WHAT IS NEEDED
Only the lines from the one containing "Output a JSON" through the last line of the data below belong in your answer, copied exactly and without pictures.

RECORDED INFORMATION: Begin

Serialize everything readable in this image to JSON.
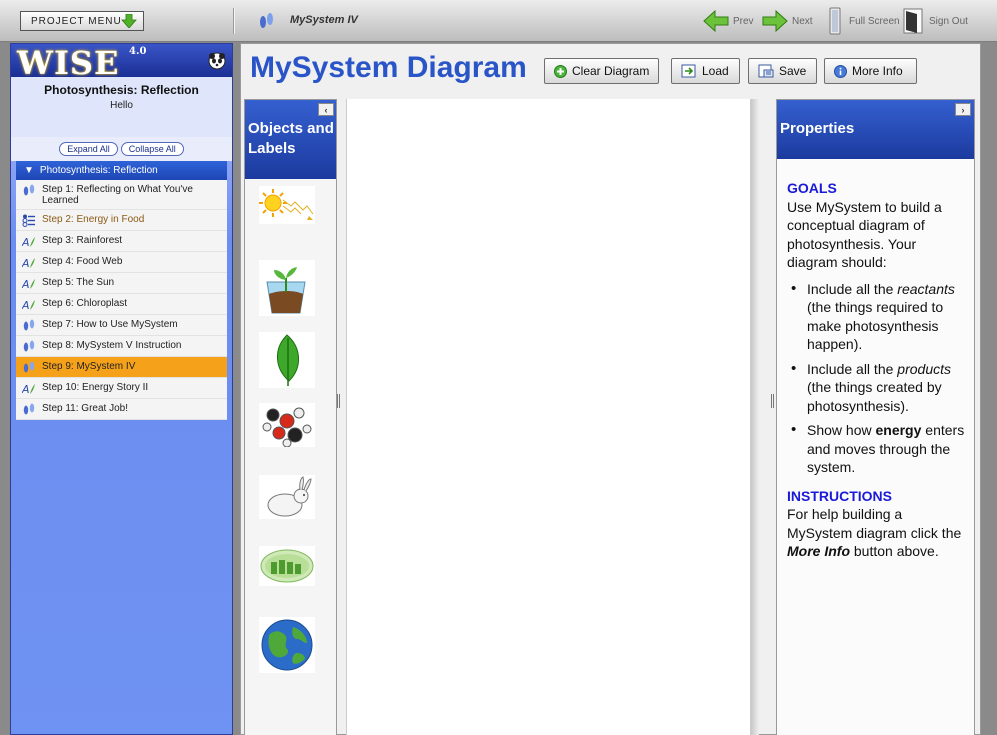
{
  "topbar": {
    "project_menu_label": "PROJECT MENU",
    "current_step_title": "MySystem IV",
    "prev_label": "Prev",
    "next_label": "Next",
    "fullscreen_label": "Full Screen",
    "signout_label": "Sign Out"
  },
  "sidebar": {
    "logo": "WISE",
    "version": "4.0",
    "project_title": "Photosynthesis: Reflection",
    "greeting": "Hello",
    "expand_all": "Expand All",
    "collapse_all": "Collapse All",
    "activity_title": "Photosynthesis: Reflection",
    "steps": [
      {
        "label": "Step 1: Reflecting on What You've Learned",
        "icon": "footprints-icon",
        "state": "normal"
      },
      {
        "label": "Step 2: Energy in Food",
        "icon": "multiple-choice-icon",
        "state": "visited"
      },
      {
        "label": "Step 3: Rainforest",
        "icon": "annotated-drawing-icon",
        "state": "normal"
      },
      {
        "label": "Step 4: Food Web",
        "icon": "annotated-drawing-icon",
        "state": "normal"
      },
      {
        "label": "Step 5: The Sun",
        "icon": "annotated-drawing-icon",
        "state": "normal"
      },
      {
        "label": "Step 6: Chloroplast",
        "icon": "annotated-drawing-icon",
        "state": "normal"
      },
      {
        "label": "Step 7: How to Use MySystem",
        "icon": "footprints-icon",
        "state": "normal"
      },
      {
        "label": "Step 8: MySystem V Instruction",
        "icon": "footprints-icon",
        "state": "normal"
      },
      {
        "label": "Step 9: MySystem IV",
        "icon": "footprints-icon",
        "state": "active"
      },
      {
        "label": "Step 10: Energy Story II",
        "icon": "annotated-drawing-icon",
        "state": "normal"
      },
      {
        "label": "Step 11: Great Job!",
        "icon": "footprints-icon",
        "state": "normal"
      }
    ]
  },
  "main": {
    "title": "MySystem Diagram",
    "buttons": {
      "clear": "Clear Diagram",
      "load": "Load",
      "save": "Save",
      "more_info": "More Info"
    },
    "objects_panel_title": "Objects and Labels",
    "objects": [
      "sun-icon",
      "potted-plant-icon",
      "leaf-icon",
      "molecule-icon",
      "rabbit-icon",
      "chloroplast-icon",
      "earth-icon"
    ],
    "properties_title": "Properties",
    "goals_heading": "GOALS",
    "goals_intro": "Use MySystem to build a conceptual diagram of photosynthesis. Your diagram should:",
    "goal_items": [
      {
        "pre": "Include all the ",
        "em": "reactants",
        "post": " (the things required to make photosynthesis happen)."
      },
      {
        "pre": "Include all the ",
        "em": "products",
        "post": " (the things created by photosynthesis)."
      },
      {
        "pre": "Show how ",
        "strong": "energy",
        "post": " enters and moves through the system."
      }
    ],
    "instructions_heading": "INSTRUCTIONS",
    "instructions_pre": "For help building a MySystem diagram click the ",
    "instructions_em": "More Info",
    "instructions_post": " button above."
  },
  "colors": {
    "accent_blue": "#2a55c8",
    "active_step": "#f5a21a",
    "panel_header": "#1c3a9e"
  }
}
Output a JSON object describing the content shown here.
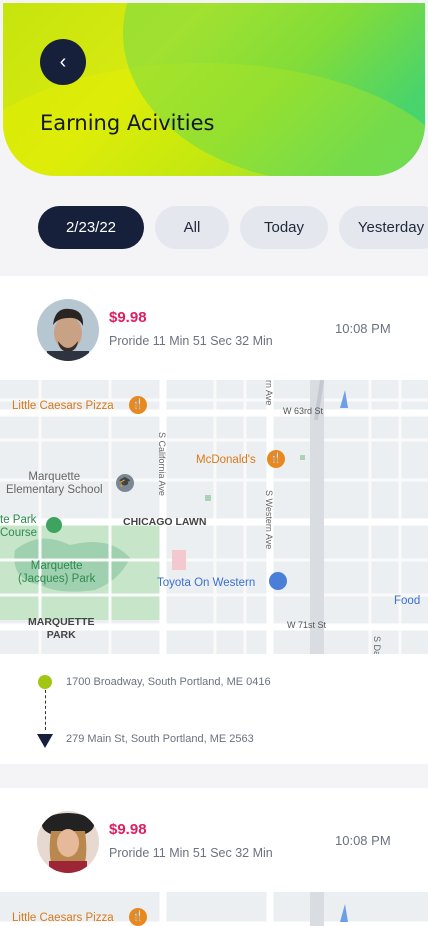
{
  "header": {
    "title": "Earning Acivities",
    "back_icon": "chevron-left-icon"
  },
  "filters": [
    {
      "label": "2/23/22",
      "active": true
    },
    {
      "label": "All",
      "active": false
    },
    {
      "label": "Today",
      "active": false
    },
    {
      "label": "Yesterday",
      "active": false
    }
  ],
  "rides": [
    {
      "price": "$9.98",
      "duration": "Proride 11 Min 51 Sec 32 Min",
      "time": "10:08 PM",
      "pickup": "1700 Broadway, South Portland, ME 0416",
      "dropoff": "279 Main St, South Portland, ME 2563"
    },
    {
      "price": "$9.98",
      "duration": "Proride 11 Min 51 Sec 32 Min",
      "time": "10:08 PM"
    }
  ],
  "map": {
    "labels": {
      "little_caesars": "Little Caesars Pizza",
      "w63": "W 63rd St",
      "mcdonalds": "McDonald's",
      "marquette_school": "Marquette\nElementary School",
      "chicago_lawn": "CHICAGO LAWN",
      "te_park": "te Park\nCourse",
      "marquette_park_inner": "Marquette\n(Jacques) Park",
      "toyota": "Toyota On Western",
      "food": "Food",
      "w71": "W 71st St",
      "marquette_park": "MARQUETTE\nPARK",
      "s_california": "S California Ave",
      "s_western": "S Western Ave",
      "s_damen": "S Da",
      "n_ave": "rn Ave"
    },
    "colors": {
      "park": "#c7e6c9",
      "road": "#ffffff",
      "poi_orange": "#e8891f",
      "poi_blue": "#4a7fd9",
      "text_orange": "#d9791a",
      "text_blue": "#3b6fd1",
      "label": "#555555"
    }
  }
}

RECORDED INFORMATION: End

TASK OUTPUT
Output a JSON object describing the content shown here.
{
  "header": {
    "title": "Earning Acivities",
    "back_icon": "chevron-left-icon"
  },
  "filters": [
    {
      "label": "2/23/22",
      "active": true
    },
    {
      "label": "All",
      "active": false
    },
    {
      "label": "Today",
      "active": false
    },
    {
      "label": "Yesterday",
      "active": false
    }
  ],
  "rides": [
    {
      "price": "$9.98",
      "duration": "Proride 11 Min 51 Sec 32 Min",
      "time": "10:08 PM",
      "pickup": "1700 Broadway, South Portland, ME 0416",
      "dropoff": "279 Main St, South Portland, ME 2563"
    },
    {
      "price": "$9.98",
      "duration": "Proride 11 Min 51 Sec 32 Min",
      "time": "10:08 PM"
    }
  ],
  "map": {
    "labels": {
      "little_caesars": "Little Caesars Pizza",
      "w63": "W 63rd St",
      "mcdonalds": "McDonald's",
      "marquette_school": "Marquette\nElementary School",
      "chicago_lawn": "CHICAGO LAWN",
      "te_park": "te Park\nCourse",
      "marquette_park_inner": "Marquette\n(Jacques) Park",
      "toyota": "Toyota On Western",
      "food": "Food",
      "w71": "W 71st St",
      "marquette_park": "MARQUETTE\nPARK",
      "s_california": "S California Ave",
      "s_western": "S Western Ave",
      "s_damen": "S Da",
      "n_ave": "rn Ave"
    },
    "colors": {
      "park": "#c7e6c9",
      "road": "#ffffff",
      "poi_orange": "#e8891f",
      "poi_blue": "#4a7fd9",
      "text_orange": "#d9791a",
      "text_blue": "#3b6fd1",
      "label": "#555555"
    }
  }
}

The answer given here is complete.